Aside from the practical application of evaluating the likelihood of SoP consistent environments, there are the real-world legal considerations. The professional case manager is expected to adhere to all applicable federal, state and local laws and regulations. If anything in their practice setting conflicts with applicable legal requirements, the law prevails. The case manager should seek whatever appropriate and reliable source available to resolve the conflict. The existence of SOPs also creates a standard that may well be applied to case managers should their practice become a focus of litigation.
Attorneys are aware of the existence of the SOPs and may use them to compare the practice of a case manager to the written standards. In one situation, a case manager was unable to establish a rapport with the client and their family. The case management organization refused to grant the client’s request for a new case manager. The client, with a life-altering injury requiring complex care and treatment, pursued litigation to force the change. The SOPs were used to support the client’s request. The SOPs repeatedly called for partnership, collaboration and client self-determination. It was argued that without a workable rapport, the case manager could not fulfil their role within the SOPs.
The newly revised Standards of Practice for Case Management represent the effort of dedicated case management professionals to provide a statement of beliefs and values in step with the current environment. It is hoped that the SOPs set forth principles that will guide programs, their meanings and the roles of the individual case manager. This article provides a small sample of ways the SOPs can be used to fulfil that mission.
- Best Practices in Coordinated Care; Arnold Y Chen, Randall S Brown, N. Archibald, S. Aliotta, P. Fox less. Published 22 March 2000-Medicine-Mathematica Policy Research Reports.
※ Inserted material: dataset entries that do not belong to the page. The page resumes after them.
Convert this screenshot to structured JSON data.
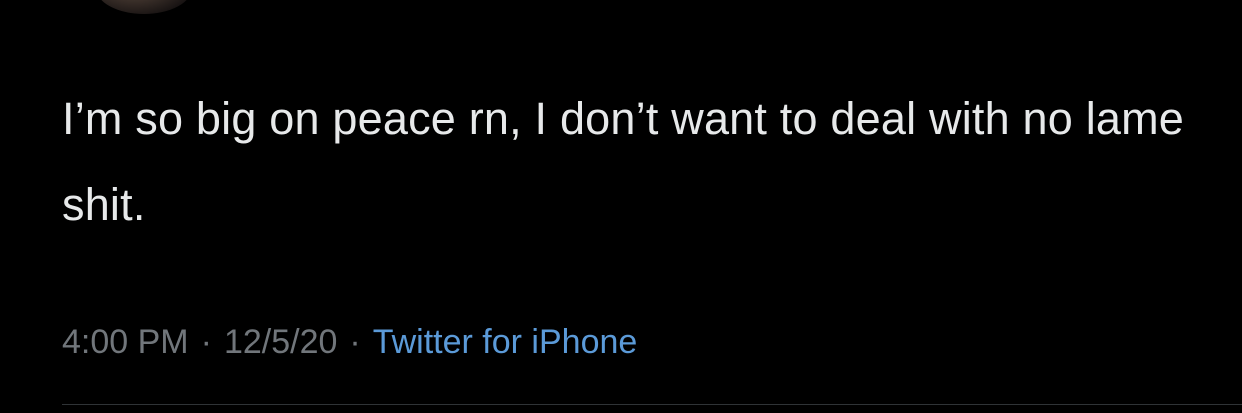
{
  "tweet": {
    "text": "I’m so big on peace rn, I don’t want to deal with no lame shit.",
    "time": "4:00 PM",
    "separator": "·",
    "date": "12/5/20",
    "source": "Twitter for iPhone"
  },
  "colors": {
    "background": "#000000",
    "text": "#e7e9ea",
    "meta": "#71767b",
    "source_link": "#5b9ad8",
    "divider": "#2f3336"
  }
}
Sherry Aliotta, BSN, RN-BC, CCM, has over 35 years of case management experience. She is an international speaker, consultant, researcher and author. Her experience includes senior leadership positions in acute care and managed care. She was a CMSA board member at the local and national level. She served as National CMSA President. She was named Case Manager of the Year in 1996. She spearheaded the development and dissemination of the Case Management Adherence Guidelines.